=== Section Start ===

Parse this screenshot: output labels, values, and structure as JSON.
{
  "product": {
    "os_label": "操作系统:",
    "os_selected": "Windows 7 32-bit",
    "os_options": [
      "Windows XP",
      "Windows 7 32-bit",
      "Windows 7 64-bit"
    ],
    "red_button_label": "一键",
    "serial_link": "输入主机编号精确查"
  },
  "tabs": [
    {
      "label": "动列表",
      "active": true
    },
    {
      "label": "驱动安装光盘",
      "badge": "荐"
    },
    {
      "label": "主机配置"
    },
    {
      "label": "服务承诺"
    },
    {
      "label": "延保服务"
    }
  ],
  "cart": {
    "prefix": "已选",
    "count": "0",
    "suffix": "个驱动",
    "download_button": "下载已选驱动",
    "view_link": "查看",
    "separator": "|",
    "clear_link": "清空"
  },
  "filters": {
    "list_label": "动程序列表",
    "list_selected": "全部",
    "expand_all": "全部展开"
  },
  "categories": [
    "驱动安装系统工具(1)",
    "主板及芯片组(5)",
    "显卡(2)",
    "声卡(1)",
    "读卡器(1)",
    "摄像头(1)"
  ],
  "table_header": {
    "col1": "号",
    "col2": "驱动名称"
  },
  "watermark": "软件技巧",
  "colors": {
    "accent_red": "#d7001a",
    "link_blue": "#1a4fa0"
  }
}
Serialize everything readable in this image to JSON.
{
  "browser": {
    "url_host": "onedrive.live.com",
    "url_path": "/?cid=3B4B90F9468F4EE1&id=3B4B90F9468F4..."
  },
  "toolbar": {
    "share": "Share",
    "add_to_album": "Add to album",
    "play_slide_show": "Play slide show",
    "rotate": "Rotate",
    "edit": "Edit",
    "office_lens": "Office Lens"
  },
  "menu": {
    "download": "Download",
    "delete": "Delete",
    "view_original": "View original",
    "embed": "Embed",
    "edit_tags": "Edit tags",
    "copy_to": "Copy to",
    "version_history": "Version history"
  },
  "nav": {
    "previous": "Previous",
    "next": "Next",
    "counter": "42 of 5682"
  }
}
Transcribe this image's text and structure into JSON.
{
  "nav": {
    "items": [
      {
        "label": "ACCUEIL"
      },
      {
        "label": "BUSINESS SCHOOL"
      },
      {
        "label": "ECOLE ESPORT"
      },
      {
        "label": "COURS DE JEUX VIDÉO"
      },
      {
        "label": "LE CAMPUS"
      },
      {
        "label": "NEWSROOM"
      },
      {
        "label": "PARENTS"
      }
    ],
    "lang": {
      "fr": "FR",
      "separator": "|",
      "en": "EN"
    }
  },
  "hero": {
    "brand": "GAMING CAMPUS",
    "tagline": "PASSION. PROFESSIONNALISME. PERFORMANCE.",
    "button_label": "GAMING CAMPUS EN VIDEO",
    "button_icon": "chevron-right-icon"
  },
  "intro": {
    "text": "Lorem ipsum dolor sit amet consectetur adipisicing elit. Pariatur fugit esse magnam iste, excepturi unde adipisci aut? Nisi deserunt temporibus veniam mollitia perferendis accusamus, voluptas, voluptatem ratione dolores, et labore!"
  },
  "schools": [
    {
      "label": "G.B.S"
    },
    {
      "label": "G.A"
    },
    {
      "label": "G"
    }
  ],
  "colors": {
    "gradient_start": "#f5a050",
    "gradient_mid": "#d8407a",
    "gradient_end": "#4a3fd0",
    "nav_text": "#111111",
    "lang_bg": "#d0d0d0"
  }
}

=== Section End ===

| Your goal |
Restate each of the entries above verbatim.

| Solution to the exercise |
Parse this screenshot: output labels, values, and structure as JSON.
{
  "product": {
    "os_label": "操作系统:",
    "os_selected": "Windows 7 32-bit",
    "os_options": [
      "Windows XP",
      "Windows 7 32-bit",
      "Windows 7 64-bit"
    ],
    "red_button_label": "一键",
    "serial_link": "输入主机编号精确查"
  },
  "tabs": [
    {
      "label": "动列表",
      "active": true
    },
    {
      "label": "驱动安装光盘",
      "badge": "荐"
    },
    {
      "label": "主机配置"
    },
    {
      "label": "服务承诺"
    },
    {
      "label": "延保服务"
    }
  ],
  "cart": {
    "prefix": "已选",
    "count": "0",
    "suffix": "个驱动",
    "download_button": "下载已选驱动",
    "view_link": "查看",
    "separator": "|",
    "clear_link": "清空"
  },
  "filters": {
    "list_label": "动程序列表",
    "list_selected": "全部",
    "expand_all": "全部展开"
  },
  "categories": [
    "驱动安装系统工具(1)",
    "主板及芯片组(5)",
    "显卡(2)",
    "声卡(1)",
    "读卡器(1)",
    "摄像头(1)"
  ],
  "table_header": {
    "col1": "号",
    "col2": "驱动名称"
  },
  "watermark": "软件技巧",
  "colors": {
    "accent_red": "#d7001a",
    "link_blue": "#1a4fa0"
  }
}
Serialize everything readable in this image to JSON.
{
  "browser": {
    "url_host": "onedrive.live.com",
    "url_path": "/?cid=3B4B90F9468F4EE1&id=3B4B90F9468F4..."
  },
  "toolbar": {
    "share": "Share",
    "add_to_album": "Add to album",
    "play_slide_show": "Play slide show",
    "rotate": "Rotate",
    "edit": "Edit",
    "office_lens": "Office Lens"
  },
  "menu": {
    "download": "Download",
    "delete": "Delete",
    "view_original": "View original",
    "embed": "Embed",
    "edit_tags": "Edit tags",
    "copy_to": "Copy to",
    "version_history": "Version history"
  },
  "nav": {
    "previous": "Previous",
    "next": "Next",
    "counter": "42 of 5682"
  }
}
Transcribe this image's text and structure into JSON.
{
  "nav": {
    "items": [
      {
        "label": "ACCUEIL"
      },
      {
        "label": "BUSINESS SCHOOL"
      },
      {
        "label": "ECOLE ESPORT"
      },
      {
        "label": "COURS DE JEUX VIDÉO"
      },
      {
        "label": "LE CAMPUS"
      },
      {
        "label": "NEWSROOM"
      },
      {
        "label": "PARENTS"
      }
    ],
    "lang": {
      "fr": "FR",
      "separator": "|",
      "en": "EN"
    }
  },
  "hero": {
    "brand": "GAMING CAMPUS",
    "tagline": "PASSION. PROFESSIONNALISME. PERFORMANCE.",
    "button_label": "GAMING CAMPUS EN VIDEO",
    "button_icon": "chevron-right-icon"
  },
  "intro": {
    "text": "Lorem ipsum dolor sit amet consectetur adipisicing elit. Pariatur fugit esse magnam iste, excepturi unde adipisci aut? Nisi deserunt temporibus veniam mollitia perferendis accusamus, voluptas, voluptatem ratione dolores, et labore!"
  },
  "schools": [
    {
      "label": "G.B.S"
    },
    {
      "label": "G.A"
    },
    {
      "label": "G"
    }
  ],
  "colors": {
    "gradient_start": "#f5a050",
    "gradient_mid": "#d8407a",
    "gradient_end": "#4a3fd0",
    "nav_text": "#111111",
    "lang_bg": "#d0d0d0"
  }
}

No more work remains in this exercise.